In the year 2030, after three years in development, Dr Felix Flankton (E.R Wolf) and his fellow scientist, Maxine (Playboy girl Stephanee LaFleur in her debut feature), are poised to reveal their latest creation, a fully functional pleasure droid called Veronica (hardcore regular Julia Ann). However, in a bizarre twist of fate, Veronica inadvertently stumbles through a time warp to 1998 where she meets Harry Horner (Joseph Roth), the boss of Harry’s House of Fetish.
With Harry falling head over heels and keen to utilise Veronica’s stunning looks to help revitalise his ailing business, it’s not long before they catch the eye of sworn rival Camilla Likenthrow (Nikki Fritz), who’s quick to lure this blonde bombshell into being the poster girl for Camilla’s House of Pain and Pleasure. Thankfully Dr. Flankton and Maxine are about to beam in from the future, and with the help of loveable nerd Harry, they set out to retrieve their invention from the clutches of the scheming seductress.
“I always thought that the director of Veronica 2030 was one of the Surrender writers who they’d asked to direct,” ponders Joyner. “I’d had no idea that Gary took over. I do remember there being an earlier problem though. Just for fun I’d named a number of the parts after characters in Mad Monster Party (1967), except for our gorgeous robot who was then called Veronique. I was given that name on a brief idea sheet, and I dashed out the script concerning the love robot and all the folks who follow her erotic path.”
“Now, one Saturday I got a call from Pat Sicilano regarding a name change because one of the actresses they hired couldn’t pronounce Veronique, and kept saying ‘Veroni-cue’. This was causing retakes and eating lots of time, but I had no issue with them changing the name to Veronica. I don’t think Gary had stepped in at this early stage, and I didn’t find out until quite some time afterwards when the VHS was eventually released.”

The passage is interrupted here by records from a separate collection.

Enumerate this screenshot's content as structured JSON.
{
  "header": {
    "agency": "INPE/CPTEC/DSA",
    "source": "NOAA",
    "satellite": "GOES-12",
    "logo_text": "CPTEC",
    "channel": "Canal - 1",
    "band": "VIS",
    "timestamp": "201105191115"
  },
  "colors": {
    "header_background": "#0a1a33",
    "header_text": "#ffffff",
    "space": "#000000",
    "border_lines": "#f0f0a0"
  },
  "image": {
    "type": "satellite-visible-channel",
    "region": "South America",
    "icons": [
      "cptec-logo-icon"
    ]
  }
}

Whatever the circumstances in regard to taking over the reins of the picture, it’s clear from the outset that this was shot with Graver’s eye. As per usual, his camera never stops moving during any level of intimacy, which elevates the film away from the mundanity of its static contemporaries. With most interiors confined to a frugally dressed set, he’s able to make each individual set-up richer and more visually appealing than he has any right to. A brief foray into Camilla’s window-fenced boudoir is his sole opportunity to inject some real flair into the piece, and a lush sex scene between Veronica and Camilla is the carnal highlight of the movie: bright, colourful and impeccably lit (Graver’s son, Chris, is credited as the film’s lighting director).
Irrespective of Graver’s visuals, he’s given a treat of a script from Joyner that is genuinely funny. The best lines are shared between the two protagonists, as comic book geek Harry bemoans his lack of finances (“We’re in debt up to our bondage masks”) and the villainous Camilla attempts to pair her driver up with Veronica (“Take a look at my chauffeur. He’s young, dumb and full of… you’ll see for yourself”).
Veronica 2030 probably seems like a tiny-fonted footnote to a remarkable directing career; a near-anonymous feature from which to lay his megaphone to rest.
On the contrary, it seems quite apt:
Graver’s career had finally come full circle.
From starting out on whistle-stop sexploitation quickies, through to big budget porn, jobs for Paul Bartel, Curtis Harrington and Tobe Hooper, and then gently ending where it all began.
What a ride.
 It Came from the Video Aisle, by Dave Jay, William Wilson, Torsten Dewi, Matty Budrewicz, Dave Wain et al. Schiffer Publishing. 2017